The Winter quarter at DePaul started on January 4th, so I’m more than two weeks into a new term. The start of a new term always involves a ramp-up of activities, and one of the things that occupies me is the collection of Academic Integrity pledges from my students. As I explained in a previous post, plagiarism and cheating are common in the introductory Python courses I teach for a variety of reasons. One of the things I do to try to prevent violations of the Academic Integrity policy is to have students read and sign a detailed two-page document describing what kinds of resources and collaboration they are allowed to use and do in the course. They sign the pledge to attest to an understanding of and agreement with the policy. That combined with a first-week quiz on the policy are aimed at making sure that they are aware of expectations.

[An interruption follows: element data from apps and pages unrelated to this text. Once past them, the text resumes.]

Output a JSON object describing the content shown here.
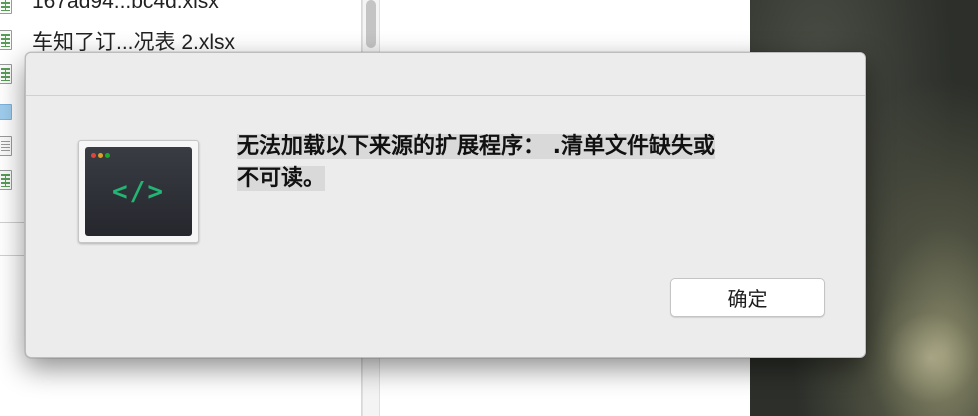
{
  "finder": {
    "files": [
      {
        "name": "167ad94...bc4d.xlsx",
        "kind": "xlsx"
      },
      {
        "name": "车知了订...况表 2.xlsx",
        "kind": "xlsx"
      },
      {
        "name": "",
        "kind": "xlsx"
      },
      {
        "name": "",
        "kind": "folder"
      },
      {
        "name": "",
        "kind": "doc"
      },
      {
        "name": "",
        "kind": "xlsx"
      }
    ]
  },
  "dialog": {
    "message": "无法加载以下来源的扩展程序：.清单文件缺失或不可读。",
    "message_line1": "无法加载以下来源的扩展程序： .清单文件缺失或",
    "message_line2": "不可读。",
    "app_icon": "terminal-code-icon",
    "code_glyph": "</>",
    "ok_button_label": "确定"
  },
  "colors": {
    "dialog_bg": "#ececec",
    "code_green": "#22b573",
    "terminal_bg": "#2b2d33"
  }
}
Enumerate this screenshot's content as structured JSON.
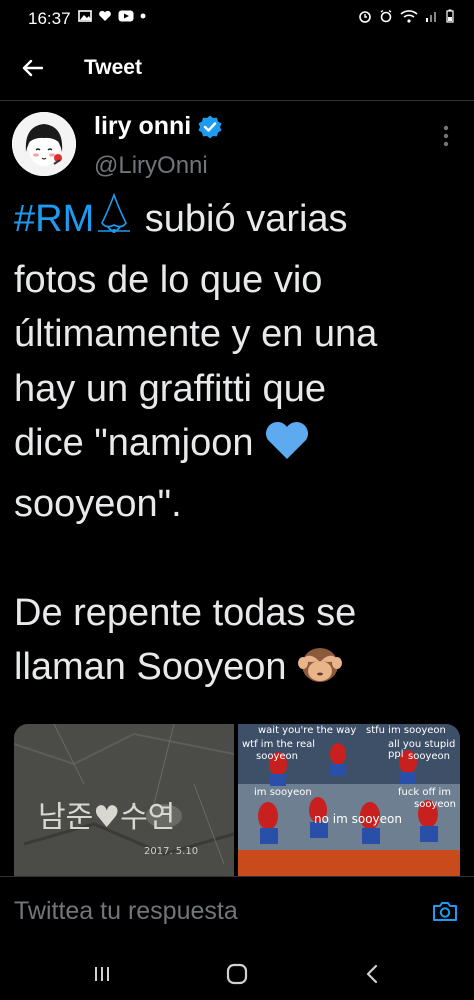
{
  "status_bar": {
    "time": "16:37"
  },
  "header": {
    "title": "Tweet",
    "back_icon": "arrow-left-icon"
  },
  "tweet": {
    "author_name": "liry onni",
    "author_handle": "@LiryOnni",
    "hashtag": "#RM",
    "text_part1": " subió varias\nfotos de lo que vio\núltimamente y en una\nhay un graffitti que\ndice \"namjoon ",
    "text_part2": "\nsooyeon\".\n\nDe repente todas se\nllaman Sooyeon ",
    "media": {
      "graffiti_text": "남준♥수연",
      "graffiti_date": "2017. 5.10",
      "meme_captions": [
        "wait you're the way",
        "stfu im sooyeon",
        "wtf im the real",
        "sooyeon",
        "all you stupid ppl",
        "sooyeon",
        "im sooyeon",
        "fuck off im",
        "sooyeon",
        "no im sooyeon"
      ]
    }
  },
  "reply": {
    "placeholder": "Twittea tu respuesta"
  },
  "colors": {
    "background": "#000000",
    "accent": "#1d9bf0",
    "text": "#e7e9ea",
    "muted": "#71767b"
  }
}
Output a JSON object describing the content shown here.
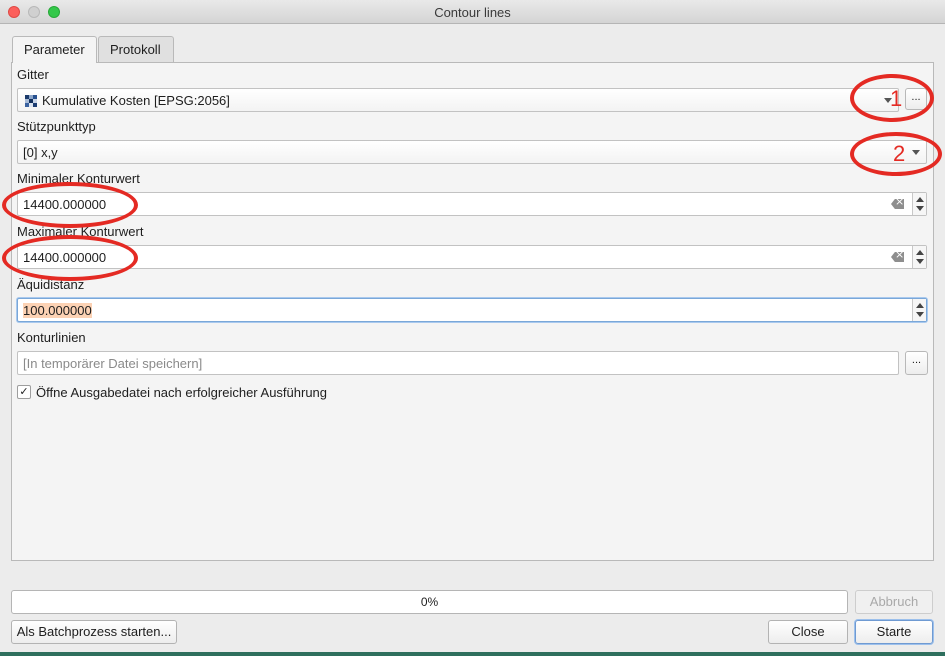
{
  "window": {
    "title": "Contour lines"
  },
  "tabs": [
    {
      "label": "Parameter",
      "active": true
    },
    {
      "label": "Protokoll",
      "active": false
    }
  ],
  "params": {
    "gitter": {
      "label": "Gitter",
      "value": "Kumulative Kosten [EPSG:2056]",
      "icon": "raster-layer-icon"
    },
    "stuetzpunkttyp": {
      "label": "Stützpunkttyp",
      "value": "[0] x,y"
    },
    "min_kontur": {
      "label": "Minimaler Konturwert",
      "value": "14400.000000"
    },
    "max_kontur": {
      "label": "Maximaler Konturwert",
      "value": "14400.000000"
    },
    "aequidistanz": {
      "label": "Äquidistanz",
      "value": "100.000000"
    },
    "konturlinien": {
      "label": "Konturlinien",
      "placeholder": "[In temporärer Datei speichern]"
    },
    "open_output": {
      "label": "Öffne Ausgabedatei nach erfolgreicher Ausführung",
      "checked": true,
      "check_glyph": "✓"
    }
  },
  "buttons": {
    "dots": "...",
    "dots_menu": "...",
    "abbruch": "Abbruch",
    "batch": "Als Batchprozess starten...",
    "close": "Close",
    "starte": "Starte"
  },
  "progress": {
    "value": 0,
    "text": "0%"
  },
  "annotations": {
    "one": "1",
    "two": "2",
    "color": "#e42a23"
  }
}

My pledge is well-known among my colleagues, one of whom recently sent me a link to a YouTube video entitled “Why Do We Lie?” It provides information about the extent of people’s propensity for lying, when and why they lie, and perhaps most interestingly for me, a description throughout of an experiment that was done exploring lying. In the experiment people were given a series of math problems which are relatively easy to solve. The catch was that they were given a lot of them and very little time to solve them. On the honor system they were asked to report the number of problems they correctly solved, with a monetary reward for each one they completed. People were made to believe that researchers wouldn’t know whether they lied or not, although the researchers could in fact determine that in retrospect. In the most basic experiment people reported having solved six problems on average when they had actually only solved four. Multiple variations of the experiment increased the amount of lying, whereas only one variation reduced lying. In the variant in which lying was reduced, the research team made the subjects promise not to cheat. The researchers concluded that the intervention of the conscious mind through the promise was enough to decrease lying.

Now I don’t have any illusions that my pledge is matching the experiment. For a start, the time between when students have to sign the pledge and when they complete the assignments is much greater than in the experiment. But I do find it interesting that I stumbled onto a solution to try to prevent cheating that actually has some evidence to support its effectiveness.